In September 2000, then-French President Jacques Chirac dismissed the swirling tide of corruption accusations against him as not only unfounded, but so improbably fanciful he waved them off as "abracadabrantesque." Chroniclers of the attempt to try the 78-year-old Chirac on those allegations will doubtless use similarly magical language to describe the ex-president's fortune in avoiding his day in court. The sense that Chirac must be charmed increased further on Tuesday after a Paris criminal tribunal ruled to suspend the corruption proceedings that had begun only the previous day, when a co-defendant petitioned for a portion of the case to bereviewed as legally valid before continuing further.

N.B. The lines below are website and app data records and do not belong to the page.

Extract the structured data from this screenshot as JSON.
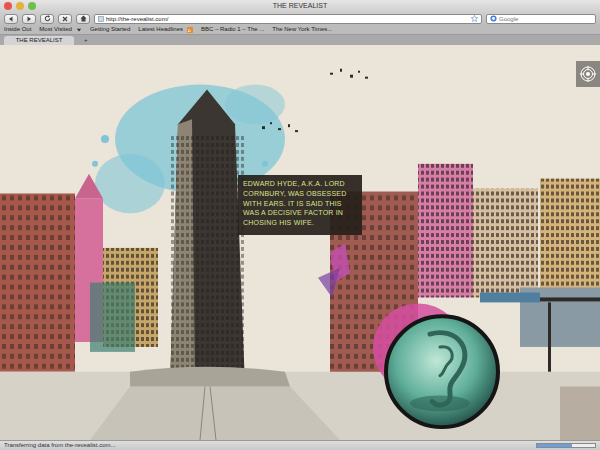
{
  "window": {
    "title": "THE REVEALIST"
  },
  "toolbar": {
    "url": "http://the-revealist.com/",
    "search_placeholder": "Google"
  },
  "bookmarks": [
    {
      "label": "Inside Out",
      "kind": "link"
    },
    {
      "label": "Most Visited",
      "kind": "menu"
    },
    {
      "label": "Getting Started",
      "kind": "link"
    },
    {
      "label": "Latest Headlines",
      "kind": "feed"
    },
    {
      "label": "BBC – Radio 1 – The ...",
      "kind": "link"
    },
    {
      "label": "The New York Times...",
      "kind": "link"
    }
  ],
  "tabs": [
    {
      "label": "THE REVEALIST",
      "selected": true
    }
  ],
  "new_tab": "+",
  "page": {
    "caption": "EDWARD HYDE, A.K.A. LORD CORNBURY, WAS OBSESSED WITH EARS. IT IS SAID THIS WAS A DECISIVE FACTOR IN CHOSING HIS WIFE."
  },
  "status_bar": {
    "text": "Transferring data from the-revealist.com...",
    "level": 0.6
  }
}
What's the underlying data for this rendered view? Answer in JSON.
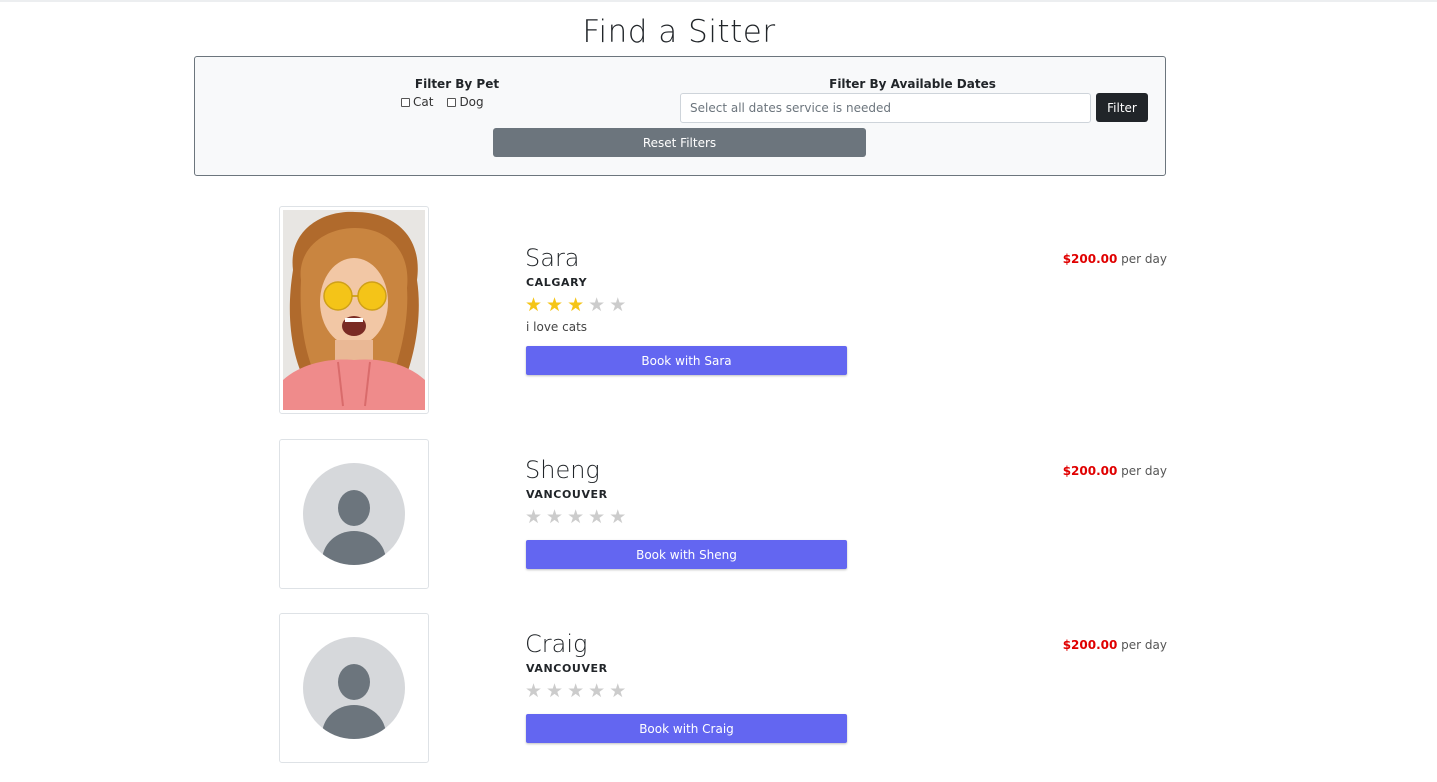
{
  "page": {
    "title": "Find a Sitter"
  },
  "filters": {
    "pet_heading": "Filter By Pet",
    "pet_options": [
      {
        "label": "Cat",
        "checked": false
      },
      {
        "label": "Dog",
        "checked": false
      }
    ],
    "dates_heading": "Filter By Available Dates",
    "dates_placeholder": "Select all dates service is needed",
    "filter_label": "Filter",
    "reset_label": "Reset Filters"
  },
  "colors": {
    "accent": "#6366f1",
    "price": "#e00000",
    "star_filled": "#f5c518",
    "star_empty": "#cccccc"
  },
  "sitters": [
    {
      "name": "Sara",
      "city": "CALGARY",
      "rating": 3,
      "max_rating": 5,
      "bio": "i love cats",
      "price": "$200.00",
      "price_unit": "per day",
      "book_label": "Book with Sara",
      "photo": "woman-portrait"
    },
    {
      "name": "Sheng",
      "city": "VANCOUVER",
      "rating": 0,
      "max_rating": 5,
      "bio": "",
      "price": "$200.00",
      "price_unit": "per day",
      "book_label": "Book with Sheng",
      "photo": "avatar-placeholder-icon"
    },
    {
      "name": "Craig",
      "city": "VANCOUVER",
      "rating": 0,
      "max_rating": 5,
      "bio": "",
      "price": "$200.00",
      "price_unit": "per day",
      "book_label": "Book with Craig",
      "photo": "avatar-placeholder-icon"
    }
  ]
}
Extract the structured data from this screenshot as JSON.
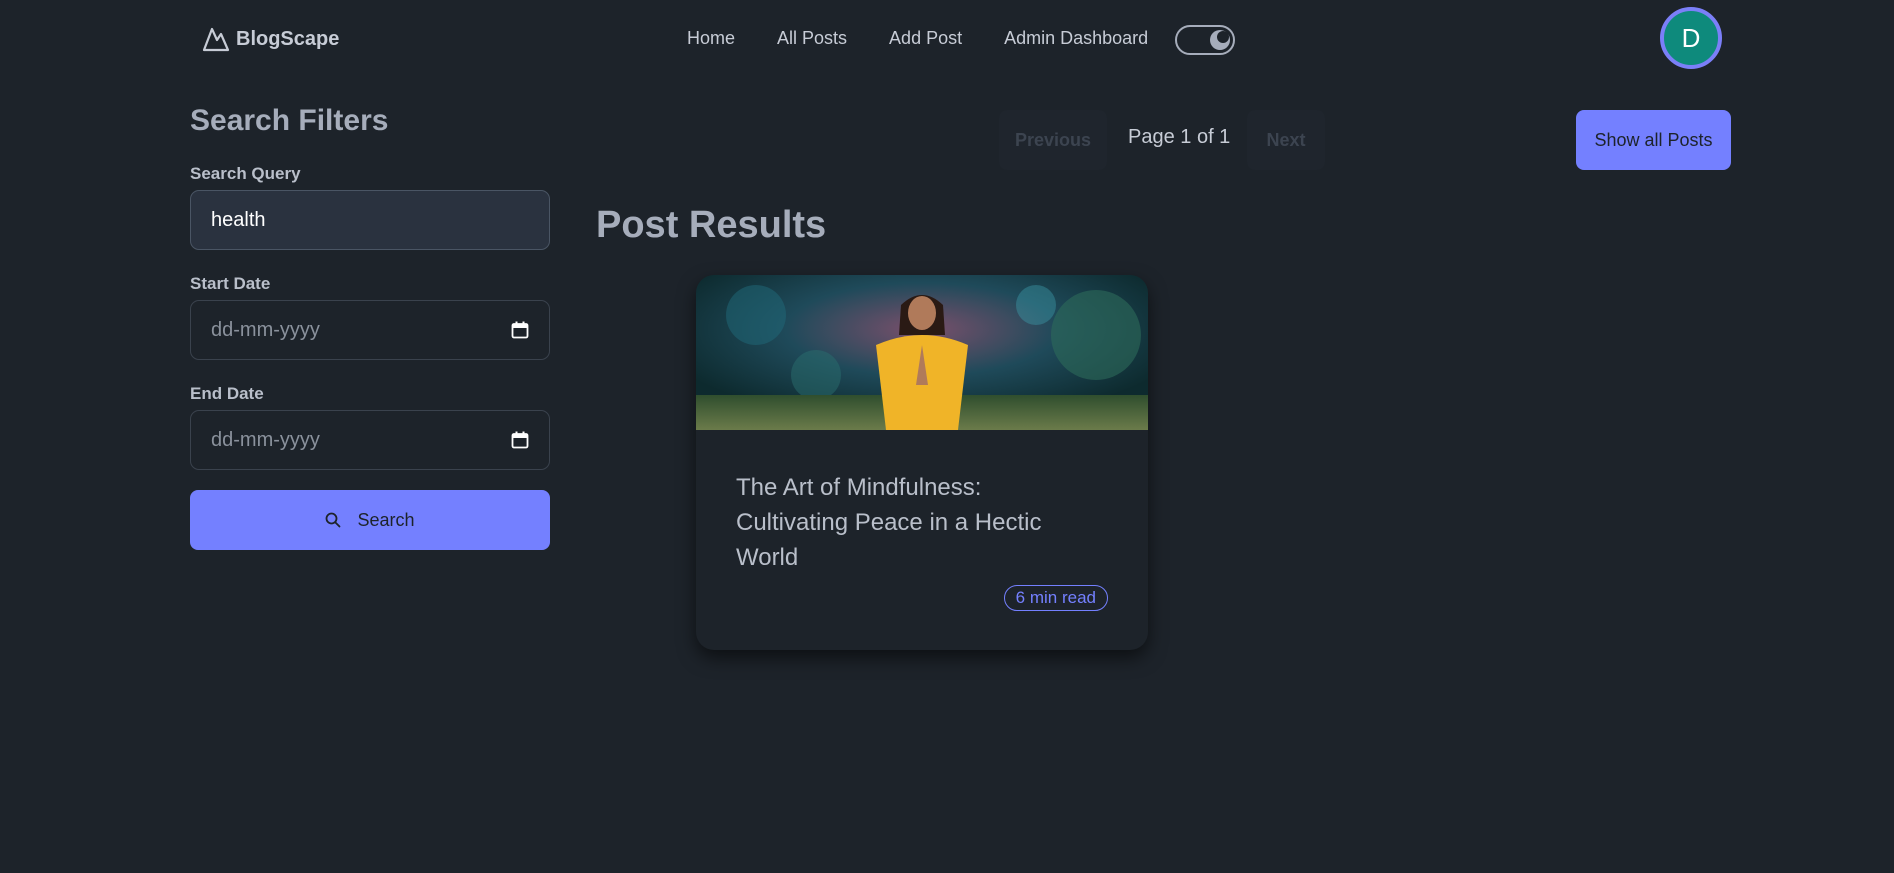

The decision prolongs the epic struggle between Chirac and the French legal system. It also leaves his corruption trial that began March 7 hanging until a cassation court examines how the expiration of the statute of limitations in one part of the case affects the rest of it. Awaiting that ruling, judges decided to suspend proceedings in both halves of the dossier until sometime in mid-June. That brought the first criminal trial of a French leader since the World War II era to a screeching halt, and makes some observers wonder if Chirac might yet find a way to entirely avoid facing judges on accusations that have dogged him for nearly 20 years and for which one of his closest political allies has already been convicted. But despite his apparently Houdini-esque success in keeping out of court thus far, it seems almost certain Chirac will finally face magistrates in the coming months.
The trial centers on allegations that, during his time as mayor of Paris in the 1990s, Chirac embezzled and otherwise abused public funds. Chirac held that position for 18 years, and used it along with his role as leader of the French right to mount successive presidential bids leading up to his ultimately successful 1995 Elysée run. The case against him maintains that while he was master of city hall, he hired members of his Rally for the Republic party (RPR, which has since morphed into the now-ruling rightist Union for a Popular Majority, or UMP) for fictional municipal jobs that paid out real salaries. In other words, his accusers charge, Chirac's scheme used public money to pay people who were working for the RPR and, more broadly, Chirac's own political and presidential ambitions. Chirac has acknowledged that party members and officials were hired by the city under his watch, something that isn't illegal under French law. But he has steadfastly denied the corruption charges leveled at him.
But Chirac's enduring ability to side-step the legal examination of those accusations has led many to wonder why a self-declared innocent man is so determined to stay out of court. Up until the very moment his second term ended in 2007, Chirac cited presidential immunity in refusing to cooperate with investigators. Once out of office, his lawyers used legal maneuvers to delay answering questions for as long as possible. Chirac also seemed to get help from a French political elite apparently disinclined to see one of its own face trial. The politically appointed Paris prosecutor, for example, decided there was insufficient evidence in one legal inquiry against Chirac to prosecute in court a decision later over-ruled by an independent magistrate who sent it to trial on corruption charges. And last year, Socialist politicians who now rule Paris agreed to drop their civil case against Chirac when he and the UMP agreed to reimburse nearly $3 million in public funds purportedly lost to the scheme.
But that failed to dissuade justice authorities, who last year decided to group two different investigations involving 28 allegedly bogus jobs into the single trial that began Monday. They've been joined by anti-corruption groups who filed civil suits against Chirac who did not appear in court for the trial's opening. Almost immediately, however, a co-defendant's lawyer asked whether expired statutes of limitations in one part of the case didn't undermine the constitutionality of trying both halves of the case together a question judges decided merited further examination, and ordered the proceedings suspended. Despite the (temporary) reprieve, Chirac was apparently chagrined by the decision.
"I want to underline that neither [Jacques] Chirac nor his lawyers had anything to do with this motion, and never sought for proceedings to be delayed," Chirac attorney Georges Kiejman told LCI television after Tuesday's suspension. "President Chirac will not be pleased about this because it is his wish to testify before the tribunal and establish his innocence."
If so, it's a shared desire. Though Chirac remains one of France's best-loved politicians, 77% of poll respondents said on the eve of the trial that they want to see him judged in the case. That will require some patience, but in a few months Chirac should finally appear in court. Unless the trial is delayed again as if by magic.